- 61% would be prepared to pay to enter a clean air zone
- North East England and London businesses most positive
With more than 40 towns and cities in the UK at or exceeding air pollution limits set by the World Health Organisation, 75% of SMEs in the UK have indicated that they are in favour of clean air zones (CAZs) to help resolve the problem.
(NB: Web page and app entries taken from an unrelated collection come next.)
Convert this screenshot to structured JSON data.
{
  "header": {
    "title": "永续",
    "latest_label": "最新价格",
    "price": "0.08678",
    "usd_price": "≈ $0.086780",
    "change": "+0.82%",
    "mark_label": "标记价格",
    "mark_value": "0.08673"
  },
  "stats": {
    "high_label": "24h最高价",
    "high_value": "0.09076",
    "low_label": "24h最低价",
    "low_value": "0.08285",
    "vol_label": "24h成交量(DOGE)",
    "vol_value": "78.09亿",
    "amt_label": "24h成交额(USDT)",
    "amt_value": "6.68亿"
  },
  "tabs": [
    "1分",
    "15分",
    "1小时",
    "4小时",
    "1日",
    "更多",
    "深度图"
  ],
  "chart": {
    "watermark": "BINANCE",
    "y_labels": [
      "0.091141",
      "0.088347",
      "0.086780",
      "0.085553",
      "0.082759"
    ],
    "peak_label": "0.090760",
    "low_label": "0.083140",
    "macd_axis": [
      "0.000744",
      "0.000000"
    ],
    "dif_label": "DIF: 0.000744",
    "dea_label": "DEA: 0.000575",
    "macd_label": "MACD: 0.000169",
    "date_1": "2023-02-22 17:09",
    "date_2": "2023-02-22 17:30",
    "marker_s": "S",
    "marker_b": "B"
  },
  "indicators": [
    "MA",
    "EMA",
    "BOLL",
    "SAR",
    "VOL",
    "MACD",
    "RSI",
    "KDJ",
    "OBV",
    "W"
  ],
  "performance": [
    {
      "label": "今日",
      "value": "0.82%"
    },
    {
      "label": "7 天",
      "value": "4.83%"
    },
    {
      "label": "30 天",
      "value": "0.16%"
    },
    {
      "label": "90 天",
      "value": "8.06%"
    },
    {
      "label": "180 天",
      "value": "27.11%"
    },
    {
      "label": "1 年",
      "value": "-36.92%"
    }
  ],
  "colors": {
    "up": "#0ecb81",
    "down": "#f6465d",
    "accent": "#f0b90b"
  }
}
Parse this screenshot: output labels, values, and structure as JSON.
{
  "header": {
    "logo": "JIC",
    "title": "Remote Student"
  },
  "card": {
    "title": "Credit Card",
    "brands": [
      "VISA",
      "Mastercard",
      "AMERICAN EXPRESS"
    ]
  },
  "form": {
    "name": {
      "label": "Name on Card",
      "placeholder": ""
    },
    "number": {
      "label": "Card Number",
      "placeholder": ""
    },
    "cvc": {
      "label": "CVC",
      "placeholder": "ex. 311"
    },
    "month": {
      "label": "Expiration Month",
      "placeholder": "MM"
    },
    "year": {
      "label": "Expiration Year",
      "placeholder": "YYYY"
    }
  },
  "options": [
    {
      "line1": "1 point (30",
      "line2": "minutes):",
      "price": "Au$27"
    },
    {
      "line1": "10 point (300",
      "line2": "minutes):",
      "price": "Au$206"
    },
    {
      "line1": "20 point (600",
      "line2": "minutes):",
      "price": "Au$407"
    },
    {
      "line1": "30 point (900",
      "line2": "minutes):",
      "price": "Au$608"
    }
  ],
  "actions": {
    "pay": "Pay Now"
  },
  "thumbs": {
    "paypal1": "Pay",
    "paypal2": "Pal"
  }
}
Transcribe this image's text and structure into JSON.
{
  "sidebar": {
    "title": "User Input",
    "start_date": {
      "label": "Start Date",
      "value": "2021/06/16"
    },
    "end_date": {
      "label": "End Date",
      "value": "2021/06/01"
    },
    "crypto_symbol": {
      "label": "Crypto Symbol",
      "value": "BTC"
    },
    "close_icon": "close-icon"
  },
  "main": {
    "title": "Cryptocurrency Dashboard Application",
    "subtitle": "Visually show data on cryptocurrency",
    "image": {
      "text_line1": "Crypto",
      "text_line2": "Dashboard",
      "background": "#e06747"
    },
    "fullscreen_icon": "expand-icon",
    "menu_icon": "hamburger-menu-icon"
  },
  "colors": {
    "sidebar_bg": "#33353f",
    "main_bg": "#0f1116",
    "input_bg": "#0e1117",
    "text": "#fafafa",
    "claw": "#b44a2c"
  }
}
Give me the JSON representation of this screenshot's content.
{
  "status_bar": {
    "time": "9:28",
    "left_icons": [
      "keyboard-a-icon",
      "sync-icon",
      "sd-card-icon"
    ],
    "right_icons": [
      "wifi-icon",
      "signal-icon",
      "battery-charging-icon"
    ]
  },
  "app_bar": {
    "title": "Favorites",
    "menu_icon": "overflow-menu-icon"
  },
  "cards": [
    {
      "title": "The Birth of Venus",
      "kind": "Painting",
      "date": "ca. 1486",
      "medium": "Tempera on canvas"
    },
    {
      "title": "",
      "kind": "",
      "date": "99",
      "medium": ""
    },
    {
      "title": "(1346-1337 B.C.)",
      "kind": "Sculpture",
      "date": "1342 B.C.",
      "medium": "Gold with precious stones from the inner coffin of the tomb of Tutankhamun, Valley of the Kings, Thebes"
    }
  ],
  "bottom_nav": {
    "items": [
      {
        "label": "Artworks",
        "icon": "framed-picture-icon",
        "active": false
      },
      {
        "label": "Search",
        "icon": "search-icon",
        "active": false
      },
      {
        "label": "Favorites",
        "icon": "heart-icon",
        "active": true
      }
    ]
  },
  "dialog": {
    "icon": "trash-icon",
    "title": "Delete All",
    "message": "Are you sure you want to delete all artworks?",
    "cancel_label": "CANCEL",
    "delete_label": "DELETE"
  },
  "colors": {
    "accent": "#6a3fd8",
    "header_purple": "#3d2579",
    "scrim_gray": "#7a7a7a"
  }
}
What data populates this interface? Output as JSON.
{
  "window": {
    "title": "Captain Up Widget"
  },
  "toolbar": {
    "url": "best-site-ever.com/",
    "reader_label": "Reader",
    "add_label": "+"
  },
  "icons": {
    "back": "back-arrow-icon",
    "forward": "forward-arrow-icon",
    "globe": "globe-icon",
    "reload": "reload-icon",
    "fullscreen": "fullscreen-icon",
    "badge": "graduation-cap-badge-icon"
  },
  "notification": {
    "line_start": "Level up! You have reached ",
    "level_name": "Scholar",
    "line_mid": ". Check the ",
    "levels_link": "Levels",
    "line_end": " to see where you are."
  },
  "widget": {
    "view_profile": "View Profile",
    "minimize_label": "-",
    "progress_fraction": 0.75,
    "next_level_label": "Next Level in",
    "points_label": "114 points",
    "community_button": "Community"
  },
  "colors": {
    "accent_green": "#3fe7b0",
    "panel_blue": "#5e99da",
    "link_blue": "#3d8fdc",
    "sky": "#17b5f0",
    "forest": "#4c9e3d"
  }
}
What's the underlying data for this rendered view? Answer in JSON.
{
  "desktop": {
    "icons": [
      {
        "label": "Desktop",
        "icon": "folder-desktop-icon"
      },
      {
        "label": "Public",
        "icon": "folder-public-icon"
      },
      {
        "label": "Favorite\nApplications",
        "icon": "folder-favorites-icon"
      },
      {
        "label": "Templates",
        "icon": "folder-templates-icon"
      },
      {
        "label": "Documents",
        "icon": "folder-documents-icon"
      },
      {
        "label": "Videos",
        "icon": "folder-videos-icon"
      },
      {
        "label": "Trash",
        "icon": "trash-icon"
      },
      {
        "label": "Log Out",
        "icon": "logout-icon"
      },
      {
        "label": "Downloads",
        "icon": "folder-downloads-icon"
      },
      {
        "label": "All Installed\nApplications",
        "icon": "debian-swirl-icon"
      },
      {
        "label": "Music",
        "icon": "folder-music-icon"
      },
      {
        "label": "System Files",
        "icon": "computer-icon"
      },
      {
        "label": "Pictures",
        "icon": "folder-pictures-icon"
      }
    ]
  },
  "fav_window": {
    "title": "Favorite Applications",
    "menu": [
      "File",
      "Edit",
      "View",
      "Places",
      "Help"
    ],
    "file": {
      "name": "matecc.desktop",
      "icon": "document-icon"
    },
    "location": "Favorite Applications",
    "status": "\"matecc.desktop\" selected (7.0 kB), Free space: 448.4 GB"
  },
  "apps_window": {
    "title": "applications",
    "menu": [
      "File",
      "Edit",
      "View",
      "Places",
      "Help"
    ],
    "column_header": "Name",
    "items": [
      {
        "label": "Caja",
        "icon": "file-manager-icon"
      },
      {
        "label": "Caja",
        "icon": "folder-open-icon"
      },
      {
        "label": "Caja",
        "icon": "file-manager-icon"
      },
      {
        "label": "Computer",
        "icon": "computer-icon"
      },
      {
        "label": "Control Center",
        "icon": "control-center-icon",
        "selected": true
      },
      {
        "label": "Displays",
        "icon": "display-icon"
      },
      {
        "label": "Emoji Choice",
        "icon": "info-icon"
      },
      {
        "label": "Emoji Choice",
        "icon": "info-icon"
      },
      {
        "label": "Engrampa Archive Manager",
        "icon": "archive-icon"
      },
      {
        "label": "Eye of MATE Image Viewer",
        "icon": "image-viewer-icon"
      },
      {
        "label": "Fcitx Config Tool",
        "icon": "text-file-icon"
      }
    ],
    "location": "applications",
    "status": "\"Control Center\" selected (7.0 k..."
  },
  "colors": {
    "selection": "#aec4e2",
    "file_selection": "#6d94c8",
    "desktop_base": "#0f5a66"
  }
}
CAZs and Low Emission Zones will soon be introduced in at least 22 cities in the UK.
The latest quarterly Close Brothers Asset Finance Business Barometer shows that firms across all sectors – regardless of size and location – are responsive to the idea of CAZs.
“A Clean Air Zone is an area in which a local authority has brought measures into place to improve the air quality,” explained Neil Davies, CEO, Close Brothers Asset Finance. “Initially, it was thought that the Clean Air Zones would apply only to buses, taxis and HGVs. However, this was widened to include non-compliant private vehicles.”
Firms in the North East and London were particularly positive about the idea of CAZs, with 85% of companies answering ‘yes’ to the question ‘are you in favour of clean air zones?’.
Bottom of the regional list was the North West and South East, both at 67%.
Q: Are you in favour of clean air zones?
|North East England||85%||15%|
|Republic of Ireland||80%||20%|
|South West England||73%||27%|
|South East England||67%||33%|
|North West England||67%||33%|
The Transport & Haulage sector mirrored the UK results, at 75%; Construction was less responsive, with 68% in favour.
“It’s encouraging to see hauliers so positive,” said Neil. “They are often an easy target for critics of vehicle emissions, but like everyone else they have a stake in ensuring air quality improves.”
|Transport & Haulage||75%||25%|
Businesses with smaller turnovers were not put off by the prospect of clear air zones, despite many of them potentially being located in these areas.
Six in every 10 business owners would be prepared to pay to enter a clean air zone if the vehicle fails to meet the required environmental standards.
Regionally, London-based businesses – at 72% saying ‘yes’ – were the most likely to pay, while Welsh firms at 49% were least likely.
At only 46% positive, businesses turning over less than £250k were least prepared to shell out to enter a CAZ.
Sector-wise, Transport & Haulage, at 61%, matched the national average.